'''
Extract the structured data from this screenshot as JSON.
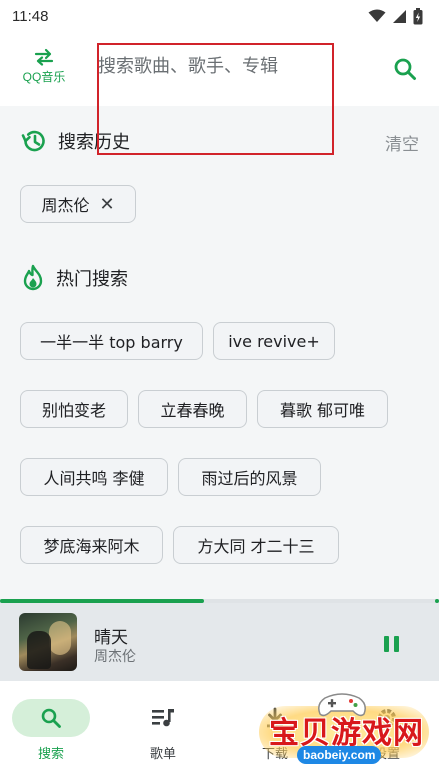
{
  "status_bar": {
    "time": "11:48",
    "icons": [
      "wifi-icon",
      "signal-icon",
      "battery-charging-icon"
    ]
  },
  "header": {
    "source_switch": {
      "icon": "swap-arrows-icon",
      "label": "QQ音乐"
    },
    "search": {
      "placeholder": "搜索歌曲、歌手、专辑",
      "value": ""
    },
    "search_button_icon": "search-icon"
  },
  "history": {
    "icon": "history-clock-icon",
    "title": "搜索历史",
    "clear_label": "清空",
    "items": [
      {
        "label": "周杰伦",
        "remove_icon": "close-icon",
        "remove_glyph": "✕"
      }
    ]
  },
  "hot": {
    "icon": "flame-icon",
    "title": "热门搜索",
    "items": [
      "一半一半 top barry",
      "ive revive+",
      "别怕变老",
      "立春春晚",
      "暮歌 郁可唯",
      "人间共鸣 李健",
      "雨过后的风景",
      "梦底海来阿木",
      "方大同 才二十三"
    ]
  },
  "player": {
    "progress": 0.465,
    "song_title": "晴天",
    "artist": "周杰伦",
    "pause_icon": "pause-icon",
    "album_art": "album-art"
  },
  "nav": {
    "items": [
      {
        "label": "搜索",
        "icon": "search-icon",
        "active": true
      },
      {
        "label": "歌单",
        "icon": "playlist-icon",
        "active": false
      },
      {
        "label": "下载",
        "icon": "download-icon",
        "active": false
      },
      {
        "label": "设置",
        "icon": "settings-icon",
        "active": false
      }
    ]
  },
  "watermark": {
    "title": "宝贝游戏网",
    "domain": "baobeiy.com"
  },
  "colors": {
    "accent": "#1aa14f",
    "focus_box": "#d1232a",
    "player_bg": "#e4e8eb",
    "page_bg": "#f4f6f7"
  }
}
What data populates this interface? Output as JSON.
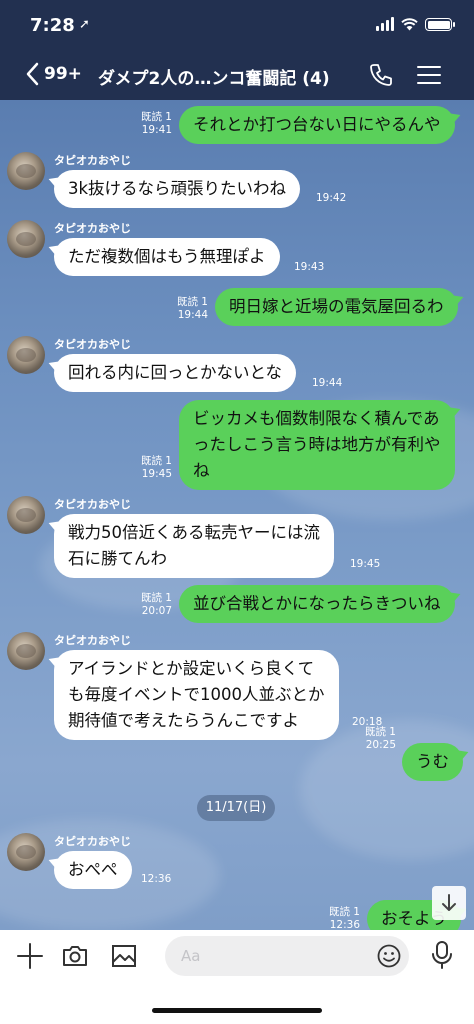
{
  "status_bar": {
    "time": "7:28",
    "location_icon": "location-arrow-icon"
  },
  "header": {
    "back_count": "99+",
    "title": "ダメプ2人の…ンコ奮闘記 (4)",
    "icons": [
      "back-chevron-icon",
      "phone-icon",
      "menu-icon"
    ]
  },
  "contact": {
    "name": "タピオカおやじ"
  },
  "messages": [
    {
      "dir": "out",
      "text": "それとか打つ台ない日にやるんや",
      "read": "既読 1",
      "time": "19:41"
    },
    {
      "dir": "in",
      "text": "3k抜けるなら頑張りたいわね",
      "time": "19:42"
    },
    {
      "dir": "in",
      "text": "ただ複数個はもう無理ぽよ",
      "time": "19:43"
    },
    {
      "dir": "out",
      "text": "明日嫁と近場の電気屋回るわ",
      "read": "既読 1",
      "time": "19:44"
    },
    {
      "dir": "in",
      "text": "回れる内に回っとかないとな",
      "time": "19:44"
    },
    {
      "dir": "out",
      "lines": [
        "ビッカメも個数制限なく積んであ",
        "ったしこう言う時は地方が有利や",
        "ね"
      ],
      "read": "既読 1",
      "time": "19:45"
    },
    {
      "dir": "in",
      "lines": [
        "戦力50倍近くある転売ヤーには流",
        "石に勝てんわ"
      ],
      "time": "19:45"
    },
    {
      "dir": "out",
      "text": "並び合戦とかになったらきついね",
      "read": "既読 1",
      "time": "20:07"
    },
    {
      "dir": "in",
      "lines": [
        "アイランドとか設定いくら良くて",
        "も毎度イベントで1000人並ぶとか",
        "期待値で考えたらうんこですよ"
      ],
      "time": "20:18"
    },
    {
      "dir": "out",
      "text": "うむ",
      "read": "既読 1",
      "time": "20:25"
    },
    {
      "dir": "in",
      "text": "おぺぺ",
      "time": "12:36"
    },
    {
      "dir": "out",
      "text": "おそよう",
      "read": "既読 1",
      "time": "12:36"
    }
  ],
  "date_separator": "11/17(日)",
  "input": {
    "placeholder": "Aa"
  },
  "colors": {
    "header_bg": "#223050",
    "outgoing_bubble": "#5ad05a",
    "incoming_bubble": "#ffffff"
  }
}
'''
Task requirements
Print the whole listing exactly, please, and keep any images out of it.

Response to this task
Extract the structured data from this screenshot as JSON.
{
  "status_bar": {
    "time": "11:48",
    "icons": [
      "wifi-icon",
      "signal-icon",
      "battery-charging-icon"
    ]
  },
  "header": {
    "source_switch": {
      "icon": "swap-arrows-icon",
      "label": "QQ音乐"
    },
    "search": {
      "placeholder": "搜索歌曲、歌手、专辑",
      "value": ""
    },
    "search_button_icon": "search-icon"
  },
  "history": {
    "icon": "history-clock-icon",
    "title": "搜索历史",
    "clear_label": "清空",
    "items": [
      {
        "label": "周杰伦",
        "remove_icon": "close-icon",
        "remove_glyph": "✕"
      }
    ]
  },
  "hot": {
    "icon": "flame-icon",
    "title": "热门搜索",
    "items": [
      "一半一半 top barry",
      "ive revive+",
      "别怕变老",
      "立春春晚",
      "暮歌 郁可唯",
      "人间共鸣 李健",
      "雨过后的风景",
      "梦底海来阿木",
      "方大同 才二十三"
    ]
  },
  "player": {
    "progress": 0.465,
    "song_title": "晴天",
    "artist": "周杰伦",
    "pause_icon": "pause-icon",
    "album_art": "album-art"
  },
  "nav": {
    "items": [
      {
        "label": "搜索",
        "icon": "search-icon",
        "active": true
      },
      {
        "label": "歌单",
        "icon": "playlist-icon",
        "active": false
      },
      {
        "label": "下载",
        "icon": "download-icon",
        "active": false
      },
      {
        "label": "设置",
        "icon": "settings-icon",
        "active": false
      }
    ]
  },
  "watermark": {
    "title": "宝贝游戏网",
    "domain": "baobeiy.com"
  },
  "colors": {
    "accent": "#1aa14f",
    "focus_box": "#d1232a",
    "player_bg": "#e4e8eb",
    "page_bg": "#f4f6f7"
  }
}
What data populates this interface? Output as JSON.
{
  "status_bar": {
    "time": "7:28",
    "location_icon": "location-arrow-icon"
  },
  "header": {
    "back_count": "99+",
    "title": "ダメプ2人の…ンコ奮闘記 (4)",
    "icons": [
      "back-chevron-icon",
      "phone-icon",
      "menu-icon"
    ]
  },
  "contact": {
    "name": "タピオカおやじ"
  },
  "messages": [
    {
      "dir": "out",
      "text": "それとか打つ台ない日にやるんや",
      "read": "既読 1",
      "time": "19:41"
    },
    {
      "dir": "in",
      "text": "3k抜けるなら頑張りたいわね",
      "time": "19:42"
    },
    {
      "dir": "in",
      "text": "ただ複数個はもう無理ぽよ",
      "time": "19:43"
    },
    {
      "dir": "out",
      "text": "明日嫁と近場の電気屋回るわ",
      "read": "既読 1",
      "time": "19:44"
    },
    {
      "dir": "in",
      "text": "回れる内に回っとかないとな",
      "time": "19:44"
    },
    {
      "dir": "out",
      "lines": [
        "ビッカメも個数制限なく積んであ",
        "ったしこう言う時は地方が有利や",
        "ね"
      ],
      "read": "既読 1",
      "time": "19:45"
    },
    {
      "dir": "in",
      "lines": [
        "戦力50倍近くある転売ヤーには流",
        "石に勝てんわ"
      ],
      "time": "19:45"
    },
    {
      "dir": "out",
      "text": "並び合戦とかになったらきついね",
      "read": "既読 1",
      "time": "20:07"
    },
    {
      "dir": "in",
      "lines": [
        "アイランドとか設定いくら良くて",
        "も毎度イベントで1000人並ぶとか",
        "期待値で考えたらうんこですよ"
      ],
      "time": "20:18"
    },
    {
      "dir": "out",
      "text": "うむ",
      "read": "既読 1",
      "time": "20:25"
    },
    {
      "dir": "in",
      "text": "おぺぺ",
      "time": "12:36"
    },
    {
      "dir": "out",
      "text": "おそよう",
      "read": "既読 1",
      "time": "12:36"
    }
  ],
  "date_separator": "11/17(日)",
  "input": {
    "placeholder": "Aa"
  },
  "colors": {
    "header_bg": "#223050",
    "outgoing_bubble": "#5ad05a",
    "incoming_bubble": "#ffffff"
  }
}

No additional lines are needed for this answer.